Former airline flight attendant honors his fallen coworkers
WINDSOR TERRACE — When the hills seemed too steep to climb or a hard rain was pelting his skin, former flight attendant Paul “Paulie” Veneto kept his head down, stared at the nine faces smiling back at him, and powered through the pain.
A composite of photographs of United Airlines Flight 175 flight attendants and crew members — who often worked with Veneto, but ultimately lost their lives on Sept. 11, 2001 — were Veneto’s motivation to push an airline beverage cart from Massachusetts to Manhattan, beginning in late August. The cart also displays details about the three other United and American Air- lines flights hijacked on that day of terror.
“These crew members were never recognized as heroes,” Veneto, 62, told The Tablet at the beginning of September when he was en route to his final destination — the World Trade Center site on Sept. 11. “And that’s understandable because of the enormity of that day as the whole world watched those towers come down.”
Veneto, who began working for United Airlines in 1997, previously worked on Flight 175, which flew from Logan International Airport in Boston to Los Angeles International Airport every day.

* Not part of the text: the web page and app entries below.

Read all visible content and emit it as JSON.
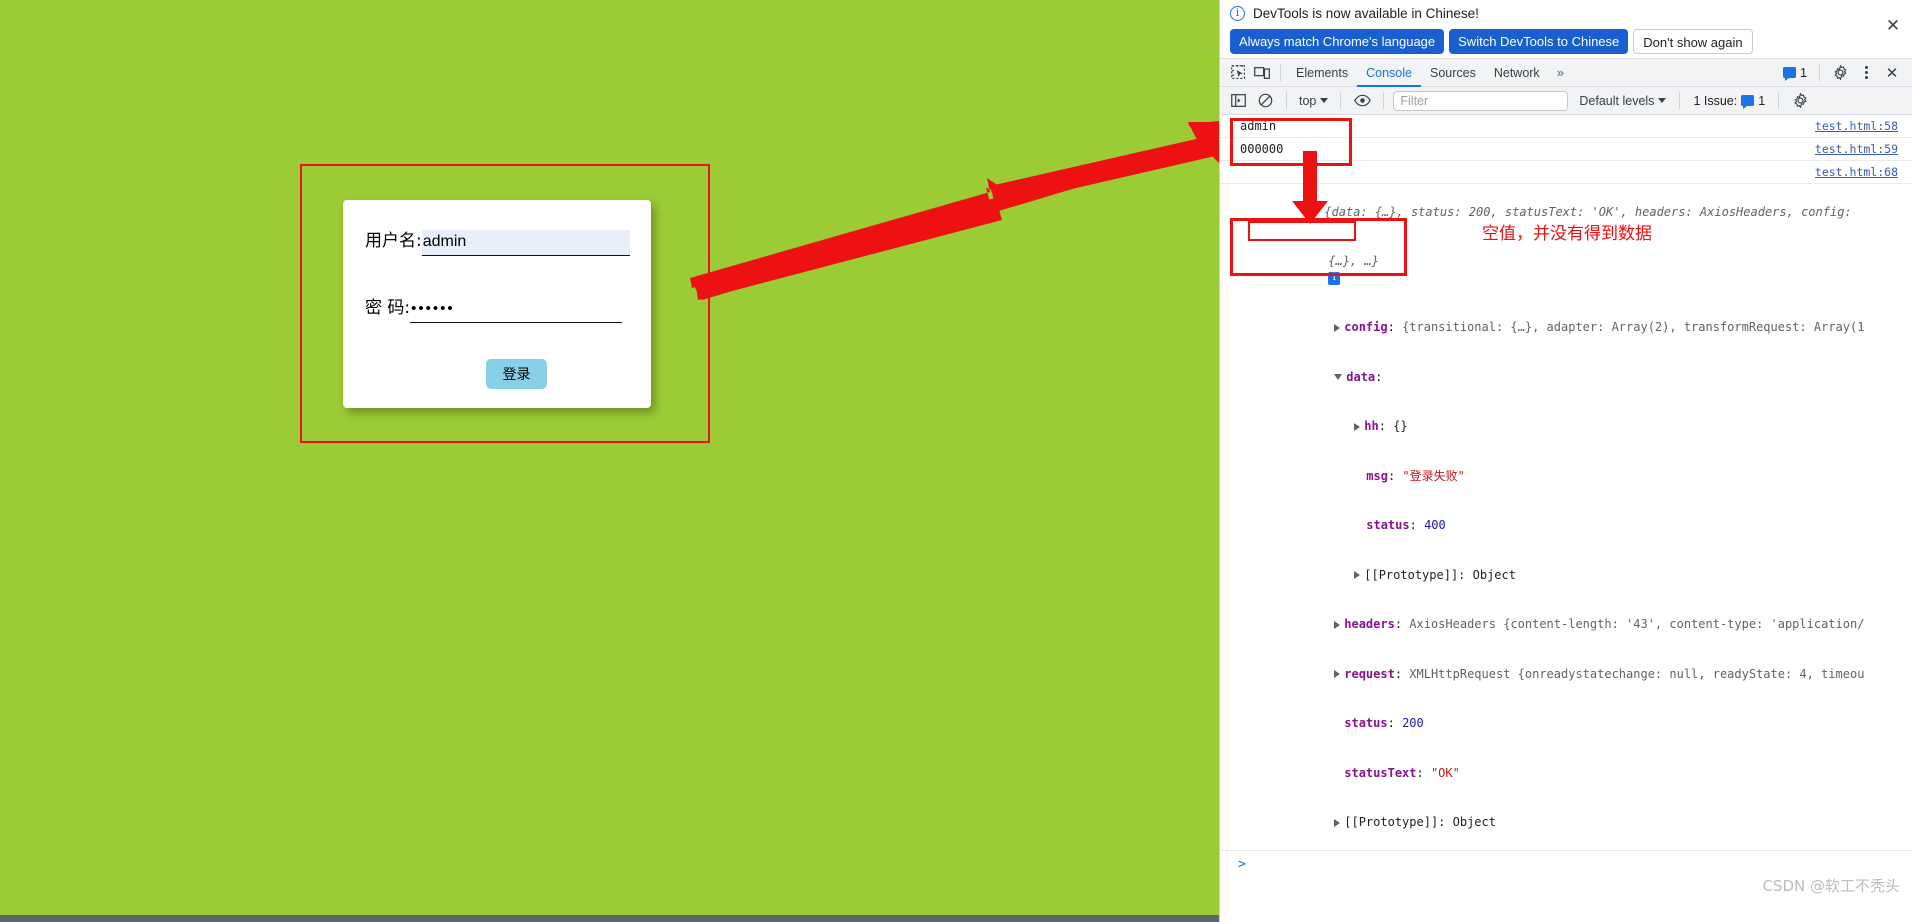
{
  "page": {
    "background_color": "#9BCB35",
    "login": {
      "username_label": "用户名:",
      "username_value": "admin",
      "password_label": "密 码:",
      "password_value": "••••••",
      "submit_label": "登录"
    }
  },
  "devtools": {
    "notification": {
      "info_icon": "info-icon",
      "text": "DevTools is now available in Chinese!",
      "primary_button": "Always match Chrome's language",
      "secondary_button": "Switch DevTools to Chinese",
      "ghost_button": "Don't show again",
      "close_icon": "✕"
    },
    "tabs": {
      "inspect_icon": "inspect-element-icon",
      "device_icon": "device-toolbar-icon",
      "items": [
        {
          "label": "Elements",
          "active": false
        },
        {
          "label": "Console",
          "active": true
        },
        {
          "label": "Sources",
          "active": false
        },
        {
          "label": "Network",
          "active": false
        }
      ],
      "more_label": "»",
      "issues_count": "1",
      "settings_icon": "gear-icon",
      "menu_icon": "kebab-menu-icon",
      "close_icon": "✕"
    },
    "toolbar": {
      "sidebar_icon": "console-sidebar-icon",
      "clear_icon": "clear-console-icon",
      "context_value": "top",
      "eye_icon": "live-expression-icon",
      "filter_placeholder": "Filter",
      "filter_value": "",
      "levels_value": "Default levels",
      "issues_label": "1 Issue:",
      "issues_count": "1",
      "settings_icon": "console-settings-icon"
    },
    "console": {
      "rows": [
        {
          "message": "admin",
          "source": "test.html:58"
        },
        {
          "message": "000000",
          "source": "test.html:59"
        },
        {
          "message": "",
          "source": "test.html:68"
        }
      ],
      "object": {
        "summary_line1": "{data: {…}, status: 200, statusText: 'OK', headers: AxiosHeaders, config:",
        "summary_line2": "{…}, …}",
        "summary_badge": "i",
        "summary_status_key": "status:",
        "summary_status_value": "200",
        "summary_statustext_key": "statusText:",
        "summary_statustext_value": "'OK'",
        "config_key": "config",
        "config_value": "{transitional: {…}, adapter: Array(2), transformRequest: Array(1",
        "data_key": "data",
        "data_children": [
          {
            "key": "hh",
            "value": "{}",
            "expandable": true
          },
          {
            "key": "msg",
            "value": "\"登录失败\"",
            "type": "string"
          },
          {
            "key": "status",
            "value": "400",
            "type": "number"
          }
        ],
        "data_prototype": "[[Prototype]]: Object",
        "headers_key": "headers",
        "headers_value": "AxiosHeaders {content-length: '43', content-type: 'application/",
        "request_key": "request",
        "request_value": "XMLHttpRequest {onreadystatechange: null, readyState: 4, timeou",
        "status_key": "status",
        "status_value": "200",
        "statustext_key": "statusText",
        "statustext_value": "\"OK\"",
        "prototype": "[[Prototype]]: Object"
      },
      "prompt": ">"
    }
  },
  "annotations": {
    "color": "#EE1111",
    "note_text": "空值，并没有得到数据",
    "arrow_login_to_console": "red-arrow-diagonal",
    "arrow_inputs_to_data": "red-arrow-down",
    "box_login": "red-box-login-form",
    "box_console_inputs": "red-box-console-inputs",
    "box_console_data": "red-box-console-data",
    "box_console_hh": "red-box-console-hh"
  },
  "watermark": {
    "text": "CSDN @软工不秃头"
  }
}
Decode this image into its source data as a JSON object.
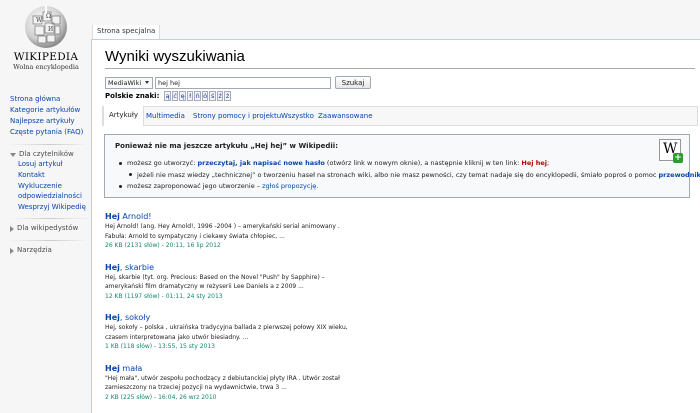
{
  "logo": {
    "title": "WIKIPEDIA",
    "subtitle": "Wolna encyklopedia"
  },
  "sidebar": {
    "main": [
      "Strona główna",
      "Kategorie artykułów",
      "Najlepsze artykuły",
      "Częste pytania (FAQ)"
    ],
    "readers_head": "Dla czytelników",
    "readers": [
      "Losuj artykuł",
      "Kontakt",
      "Wykluczenie odpowiedzialności",
      "Wesprzyj Wikipedię"
    ],
    "editors_head": "Dla wikipedystów",
    "tools_head": "Narzędzia"
  },
  "tab": {
    "label": "Strona specjalna"
  },
  "page": {
    "title": "Wyniki wyszukiwania"
  },
  "search": {
    "profile": "MediaWiki",
    "query": "hej hej",
    "button": "Szukaj",
    "chars_label": "Polskie znaki:",
    "chars": [
      "ą",
      "ć",
      "ę",
      "ł",
      "ń",
      "ó",
      "ś",
      "ź",
      "ż"
    ]
  },
  "type_tabs": [
    "Artykuły",
    "Multimedia",
    "Strony pomocy i projektu",
    "Wszystko",
    "Zaawansowane"
  ],
  "notice": {
    "title": "Ponieważ nie ma jeszcze artykułu „Hej hej” w Wikipedii:",
    "l1_a": "możesz go utworzyć: ",
    "l1_link": "przeczytaj, jak napisać nowe hasło",
    "l1_b": " (otwórz link w nowym oknie), a następnie kliknij w ten link: ",
    "l1_red": "Hej hej",
    "l1_c": ";",
    "l2_a": "jeżeli nie masz wiedzy „technicznej” o tworzeniu haseł na stronach wiki, albo nie masz pewności, czy temat nadaje się do encyklopedii, śmiało poproś o pomoc ",
    "l2_link": "przewodnika",
    "l2_b": ";",
    "l3_a": "możesz zaproponować jego utworzenie – ",
    "l3_link": "zgłoś propozycję",
    "l3_b": "."
  },
  "results": [
    {
      "bold": "Hej",
      "rest": " Arnold!",
      "snippet1": "Hej Arnold! (ang. Hey Arnold!, 1996 -2004 ) – amerykański serial animowany .",
      "snippet2": "Fabuła: Arnold to sympatyczny i ciekawy świata chłopiec, ...",
      "meta": "26 KB (2131 słów) - 20:11, 16 lip 2012"
    },
    {
      "bold": "Hej",
      "rest": ", skarbie",
      "snippet1": "Hej, skarbie (tyt. org. Precious: Based on the Novel \"Push\" by Sapphire) –",
      "snippet2": "amerykański film dramatyczny w reżyserii Lee Daniels a z 2009 ...",
      "meta": "12 KB (1197 słów) - 01:11, 24 sty 2013"
    },
    {
      "bold": "Hej",
      "rest": ", sokoły",
      "snippet1": "Hej, sokoły – polska , ukraińska tradycyjna ballada z pierwszej połowy XIX wieku,",
      "snippet2": "czasem interpretowana jako utwór biesiadny. ...",
      "meta": "1 KB (118 słów) - 13:55, 15 sty 2013"
    },
    {
      "bold": "Hej",
      "rest": " mała",
      "snippet1": "\"Hej mała\", utwór zespołu pochodzący z debiutanckiej płyty IRA . Utwór został",
      "snippet2": "zamieszczony na trzeciej pozycji na wydawnictwie, trwa 3 ...",
      "meta": "2 KB (225 słów) - 16:04, 26 wrz 2010"
    }
  ],
  "colors": {
    "link": "#0645ad",
    "redlink": "#ba0000",
    "meta": "#14866d",
    "content_border": "#a7d7f9"
  }
}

He had been working on that same flight just days before, but he was off duty on 9/11 when the plane crashed into the South Tower at 9:03 a.m.
“I couldn’t imagine what their family members were going through, and it bothered me every year, more and more, that nobody said to them, ‘Your mother, son, sister was a hero,’” he continued. “The crew kept doing what they had to do in order to protect those (passengers) the best they could, knowing that they weren’t going home to their families.”
Veneto, who continued to serve as a flight attendant for the next decade, made it a top priority to remember his colleagues. He printed Flight 175’s crew members’ pictures on Sept. 16, 2001, and taped them to the exterior of his on-the-go flight bag. “Everywhere I traveled, every flight I worked, everybody had no choice but to see those faces,” Veneto explained.
Veneto suffered from overwhelming grief and survivor’s guilt following the attacks and became addicted to opiates, which almost cost him his life.
Veneto’s path away from addiction began nearly six years ago, ironically on Sept. 11 — the same day he decided that he would pay tribute to his fallen airline industry colleagues.
“This is the least I could do for them since they were the first first responders who fought terrorism 30,000 feet up in the air,” Veneto said of his estimated 220-mile-long journey through wooded areas, small towns, and big cities. “I’m not an elite athlete, but it’s not a big deal for me to push this cart in recognition of what these men and women did that morning.”
Veneto noted that pushing the beverage cart prior to the 20th anniversary of Sept. 11 was coincidental. “I couldn’t have done this, mentally and physically, a year ago or even two years ago,” Veneto said. “Believe me, if I could have done it 15 years ago, I would have.”
As he made his way to New York City, Veneto said he was shocked to see the overwhelming support and encouragement from random strangers as they cheered from their porches and shared their own 9/11-related stories.
After 20 years, he also had the opportunity to meet with the family of flight attendant Amy Jarret, one of Veneto’s flying partners, who died that fateful day on board Flight 175. Amy’s parents and two siblings came to Veneto’s send-off at Boston Logan Airport on Aug. 21. Amy’s brother also walked alongside Veneto for two days at the beginning of his weeks-long trek.
“I could’ve never imagined being at this point in my life right now, being able to do this,” Veneto told The Tablet while making an overnight stop near New Haven, Connecticut.
“I know that I’m here for a reason — to honor my friends — which is a gift I could never ever repay.”